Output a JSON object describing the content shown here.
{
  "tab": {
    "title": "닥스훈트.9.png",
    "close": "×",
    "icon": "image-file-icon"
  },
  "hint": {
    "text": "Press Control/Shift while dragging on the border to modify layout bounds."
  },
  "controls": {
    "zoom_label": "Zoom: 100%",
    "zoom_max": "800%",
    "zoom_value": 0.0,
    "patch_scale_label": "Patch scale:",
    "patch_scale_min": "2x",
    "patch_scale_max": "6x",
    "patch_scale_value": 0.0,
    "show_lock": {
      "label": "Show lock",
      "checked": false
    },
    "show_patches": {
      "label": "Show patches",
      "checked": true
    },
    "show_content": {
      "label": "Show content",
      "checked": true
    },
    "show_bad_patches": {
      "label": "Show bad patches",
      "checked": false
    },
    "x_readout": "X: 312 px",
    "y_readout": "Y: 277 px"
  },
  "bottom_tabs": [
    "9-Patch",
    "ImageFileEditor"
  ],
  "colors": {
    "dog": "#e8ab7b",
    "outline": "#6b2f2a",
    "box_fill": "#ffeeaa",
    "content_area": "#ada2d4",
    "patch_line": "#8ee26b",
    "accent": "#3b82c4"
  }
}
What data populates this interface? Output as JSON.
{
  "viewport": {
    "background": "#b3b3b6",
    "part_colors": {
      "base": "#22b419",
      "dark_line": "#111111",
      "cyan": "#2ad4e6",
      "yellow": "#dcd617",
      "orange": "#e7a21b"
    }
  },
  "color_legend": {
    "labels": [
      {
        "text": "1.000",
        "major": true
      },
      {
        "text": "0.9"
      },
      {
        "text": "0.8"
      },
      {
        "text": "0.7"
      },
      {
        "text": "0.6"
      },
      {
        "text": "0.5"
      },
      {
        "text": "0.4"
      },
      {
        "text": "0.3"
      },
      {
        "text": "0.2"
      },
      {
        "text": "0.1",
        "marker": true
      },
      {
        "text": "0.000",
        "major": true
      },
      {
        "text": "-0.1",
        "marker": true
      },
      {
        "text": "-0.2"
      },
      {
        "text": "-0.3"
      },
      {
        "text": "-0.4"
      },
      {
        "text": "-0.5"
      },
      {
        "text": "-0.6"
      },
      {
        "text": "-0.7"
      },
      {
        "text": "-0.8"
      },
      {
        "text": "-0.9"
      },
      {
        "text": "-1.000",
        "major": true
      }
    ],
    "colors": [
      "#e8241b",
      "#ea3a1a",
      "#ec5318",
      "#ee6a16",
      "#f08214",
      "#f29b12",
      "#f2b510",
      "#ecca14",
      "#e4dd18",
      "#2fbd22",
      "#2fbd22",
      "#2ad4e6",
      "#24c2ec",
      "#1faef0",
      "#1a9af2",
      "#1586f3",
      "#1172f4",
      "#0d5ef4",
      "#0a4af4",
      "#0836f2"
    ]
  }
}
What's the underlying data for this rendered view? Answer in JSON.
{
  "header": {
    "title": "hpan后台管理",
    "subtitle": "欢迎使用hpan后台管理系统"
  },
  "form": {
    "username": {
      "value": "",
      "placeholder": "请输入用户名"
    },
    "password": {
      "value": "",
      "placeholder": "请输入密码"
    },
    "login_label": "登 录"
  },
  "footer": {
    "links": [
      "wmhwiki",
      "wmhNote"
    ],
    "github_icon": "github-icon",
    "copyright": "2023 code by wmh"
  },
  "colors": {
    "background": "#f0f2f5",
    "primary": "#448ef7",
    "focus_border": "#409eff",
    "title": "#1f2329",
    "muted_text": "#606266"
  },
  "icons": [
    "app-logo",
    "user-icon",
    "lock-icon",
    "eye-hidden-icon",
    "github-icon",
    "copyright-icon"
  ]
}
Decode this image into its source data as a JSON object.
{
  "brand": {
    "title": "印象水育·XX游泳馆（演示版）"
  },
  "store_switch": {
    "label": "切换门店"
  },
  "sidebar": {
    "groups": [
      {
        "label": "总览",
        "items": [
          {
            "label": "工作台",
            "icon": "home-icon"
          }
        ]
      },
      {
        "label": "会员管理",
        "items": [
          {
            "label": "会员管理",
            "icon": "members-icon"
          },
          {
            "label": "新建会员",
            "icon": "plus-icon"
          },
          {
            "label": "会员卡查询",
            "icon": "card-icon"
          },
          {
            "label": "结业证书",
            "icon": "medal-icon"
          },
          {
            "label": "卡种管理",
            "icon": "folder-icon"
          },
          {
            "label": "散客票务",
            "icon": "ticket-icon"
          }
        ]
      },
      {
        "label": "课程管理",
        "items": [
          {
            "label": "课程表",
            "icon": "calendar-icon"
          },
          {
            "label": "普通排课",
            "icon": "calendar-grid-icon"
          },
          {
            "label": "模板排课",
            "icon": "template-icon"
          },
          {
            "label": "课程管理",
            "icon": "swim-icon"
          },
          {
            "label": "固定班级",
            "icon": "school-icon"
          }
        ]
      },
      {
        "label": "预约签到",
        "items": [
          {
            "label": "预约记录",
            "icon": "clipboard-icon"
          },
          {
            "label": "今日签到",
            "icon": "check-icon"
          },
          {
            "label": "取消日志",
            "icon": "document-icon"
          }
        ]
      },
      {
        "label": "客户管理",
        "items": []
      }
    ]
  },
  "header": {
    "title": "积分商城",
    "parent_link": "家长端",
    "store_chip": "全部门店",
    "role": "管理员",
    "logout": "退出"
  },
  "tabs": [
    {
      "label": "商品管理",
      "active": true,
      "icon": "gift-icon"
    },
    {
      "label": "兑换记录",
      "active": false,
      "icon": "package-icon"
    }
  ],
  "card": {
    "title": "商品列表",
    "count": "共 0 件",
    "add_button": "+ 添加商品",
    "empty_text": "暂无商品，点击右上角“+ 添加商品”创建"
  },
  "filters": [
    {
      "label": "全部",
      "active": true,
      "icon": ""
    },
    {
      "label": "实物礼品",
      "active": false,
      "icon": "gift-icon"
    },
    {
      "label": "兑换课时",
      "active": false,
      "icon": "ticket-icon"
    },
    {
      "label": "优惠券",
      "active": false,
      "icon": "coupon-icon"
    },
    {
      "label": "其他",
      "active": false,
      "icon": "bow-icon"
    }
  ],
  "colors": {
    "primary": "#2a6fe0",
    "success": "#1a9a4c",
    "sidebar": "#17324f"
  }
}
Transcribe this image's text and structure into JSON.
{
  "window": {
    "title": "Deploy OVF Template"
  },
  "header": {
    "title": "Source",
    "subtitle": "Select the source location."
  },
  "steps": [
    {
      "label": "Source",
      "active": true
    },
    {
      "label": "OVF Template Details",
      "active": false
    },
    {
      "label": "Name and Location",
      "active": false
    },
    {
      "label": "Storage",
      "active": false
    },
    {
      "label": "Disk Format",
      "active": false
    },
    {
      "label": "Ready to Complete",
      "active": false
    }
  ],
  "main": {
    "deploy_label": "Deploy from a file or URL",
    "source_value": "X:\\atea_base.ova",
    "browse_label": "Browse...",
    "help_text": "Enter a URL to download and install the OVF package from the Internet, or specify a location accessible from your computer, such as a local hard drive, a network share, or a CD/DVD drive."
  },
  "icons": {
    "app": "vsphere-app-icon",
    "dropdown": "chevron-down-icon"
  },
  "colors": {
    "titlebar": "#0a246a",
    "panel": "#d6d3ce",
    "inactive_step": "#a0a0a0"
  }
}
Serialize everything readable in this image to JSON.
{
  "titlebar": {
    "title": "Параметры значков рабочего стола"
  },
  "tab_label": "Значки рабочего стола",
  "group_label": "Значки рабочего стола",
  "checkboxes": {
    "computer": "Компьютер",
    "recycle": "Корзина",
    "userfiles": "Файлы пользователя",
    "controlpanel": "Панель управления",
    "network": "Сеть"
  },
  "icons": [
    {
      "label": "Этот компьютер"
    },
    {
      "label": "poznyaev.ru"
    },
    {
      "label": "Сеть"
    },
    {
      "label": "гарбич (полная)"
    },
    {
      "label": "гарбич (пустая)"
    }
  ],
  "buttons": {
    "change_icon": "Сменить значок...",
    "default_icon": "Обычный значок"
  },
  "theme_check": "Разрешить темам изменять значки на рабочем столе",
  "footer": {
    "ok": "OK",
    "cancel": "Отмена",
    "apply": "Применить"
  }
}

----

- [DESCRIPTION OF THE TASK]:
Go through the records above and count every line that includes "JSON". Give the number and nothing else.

- [TASK RESPONSE]:
6